“All of which might be good for Democrats, whose public brand could certainly use a little reimagining. But I see a very real danger here for them, which is that if no one in the upper echelons of the party starts thinking about how to contain this field, they might be setting themselves up to relive the Republican experience of 2016.”

Mulvaney Wants No Funding for Consumer Bureau

Politico: “Every quarter, the Consumer Financial Protection Bureau formally requests its operating funds from the Federal Reserve. Last quarter, former director Richard Cordray asked for $217.1 million. Cordray, an appointee of President Barack Obama, needed just $86.6 million the quarter before that. And yesterday, President Donald Trump’s acting CFPB director, Mick Mulvaney, sent his first request to the Fed.”

“He requested zero.”

Kelly Has a Steve Bannon Moment

Jonathan Swan: “Late last night, a few hours after Fox News aired Bret Baier’s interview with John Kelly, a source close to the president told me Trump would explode when he saw what his chief of staff said. The source — who has spent a lot of time with Trump — predicted the president would hate the interview because Kelly came off as the mature professional who patiently educated an uninformed Trump, and helped him see the light and evolve on The Wall.”

“Sure enough, a few hours later Trump tweets his displeasure.”
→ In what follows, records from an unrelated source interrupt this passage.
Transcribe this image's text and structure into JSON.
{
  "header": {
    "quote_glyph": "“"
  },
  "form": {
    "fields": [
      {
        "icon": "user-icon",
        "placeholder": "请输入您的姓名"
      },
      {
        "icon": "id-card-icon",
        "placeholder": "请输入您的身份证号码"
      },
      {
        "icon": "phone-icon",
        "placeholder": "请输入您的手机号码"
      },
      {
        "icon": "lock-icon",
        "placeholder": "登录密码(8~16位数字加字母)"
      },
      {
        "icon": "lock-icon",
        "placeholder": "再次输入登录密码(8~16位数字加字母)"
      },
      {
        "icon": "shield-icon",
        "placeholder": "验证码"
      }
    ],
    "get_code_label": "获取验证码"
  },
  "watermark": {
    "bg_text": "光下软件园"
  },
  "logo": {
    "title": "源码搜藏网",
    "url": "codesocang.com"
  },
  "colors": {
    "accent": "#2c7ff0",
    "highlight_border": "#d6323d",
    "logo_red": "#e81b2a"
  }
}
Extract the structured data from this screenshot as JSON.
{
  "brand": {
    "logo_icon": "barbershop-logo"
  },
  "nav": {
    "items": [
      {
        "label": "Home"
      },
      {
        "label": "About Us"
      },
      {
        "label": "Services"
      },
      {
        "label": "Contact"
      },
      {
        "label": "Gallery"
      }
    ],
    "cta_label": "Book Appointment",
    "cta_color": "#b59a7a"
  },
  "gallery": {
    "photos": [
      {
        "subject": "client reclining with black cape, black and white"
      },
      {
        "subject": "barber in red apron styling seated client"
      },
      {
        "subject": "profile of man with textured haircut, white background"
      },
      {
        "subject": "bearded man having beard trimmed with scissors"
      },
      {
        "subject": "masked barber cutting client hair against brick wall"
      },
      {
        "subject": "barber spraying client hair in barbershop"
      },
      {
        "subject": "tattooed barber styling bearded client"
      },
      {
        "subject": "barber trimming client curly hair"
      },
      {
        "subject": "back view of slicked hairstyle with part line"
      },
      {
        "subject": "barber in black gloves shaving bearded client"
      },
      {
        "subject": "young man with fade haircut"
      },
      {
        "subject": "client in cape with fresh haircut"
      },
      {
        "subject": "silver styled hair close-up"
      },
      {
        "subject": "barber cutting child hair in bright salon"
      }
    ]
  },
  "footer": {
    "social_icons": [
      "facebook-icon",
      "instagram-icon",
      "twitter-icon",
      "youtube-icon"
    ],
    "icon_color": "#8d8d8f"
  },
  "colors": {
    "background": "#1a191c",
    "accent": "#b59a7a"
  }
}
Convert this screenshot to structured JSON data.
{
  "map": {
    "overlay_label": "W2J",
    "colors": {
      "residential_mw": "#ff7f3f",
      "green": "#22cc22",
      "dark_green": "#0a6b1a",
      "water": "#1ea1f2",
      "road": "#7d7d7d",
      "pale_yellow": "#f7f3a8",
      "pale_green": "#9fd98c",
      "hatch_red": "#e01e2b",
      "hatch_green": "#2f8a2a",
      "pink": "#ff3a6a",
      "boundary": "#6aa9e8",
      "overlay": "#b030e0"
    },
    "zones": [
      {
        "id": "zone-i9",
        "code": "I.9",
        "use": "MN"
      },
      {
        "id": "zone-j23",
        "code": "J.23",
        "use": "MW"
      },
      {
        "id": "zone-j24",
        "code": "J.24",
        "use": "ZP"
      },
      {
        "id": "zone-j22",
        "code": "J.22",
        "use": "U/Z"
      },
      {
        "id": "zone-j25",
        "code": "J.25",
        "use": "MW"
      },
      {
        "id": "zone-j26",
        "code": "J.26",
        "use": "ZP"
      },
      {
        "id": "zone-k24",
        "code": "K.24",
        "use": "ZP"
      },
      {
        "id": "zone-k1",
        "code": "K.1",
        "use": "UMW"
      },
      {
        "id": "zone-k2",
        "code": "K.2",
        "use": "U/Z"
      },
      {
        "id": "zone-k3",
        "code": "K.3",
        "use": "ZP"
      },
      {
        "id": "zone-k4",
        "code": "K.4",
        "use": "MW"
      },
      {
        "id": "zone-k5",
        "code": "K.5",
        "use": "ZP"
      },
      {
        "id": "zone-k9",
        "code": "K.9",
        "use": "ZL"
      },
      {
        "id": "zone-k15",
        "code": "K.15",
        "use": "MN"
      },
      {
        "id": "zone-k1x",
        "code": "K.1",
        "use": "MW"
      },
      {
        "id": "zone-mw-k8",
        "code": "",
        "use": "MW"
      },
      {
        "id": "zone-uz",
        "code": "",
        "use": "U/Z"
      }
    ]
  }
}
Said the source: “Kelly has finally ventured into Steve Bannon territory when it comes to trying to create the perception that he’s the ‘great manipulator,’ saving the country from Trump’s ignorance. The difference is, Steve tried to develop that reputation in off-the-record conversations with reporters. Kelly did it openly on the country’s most-watched cable network. It’s the subtle difference between hubris and arrogance.”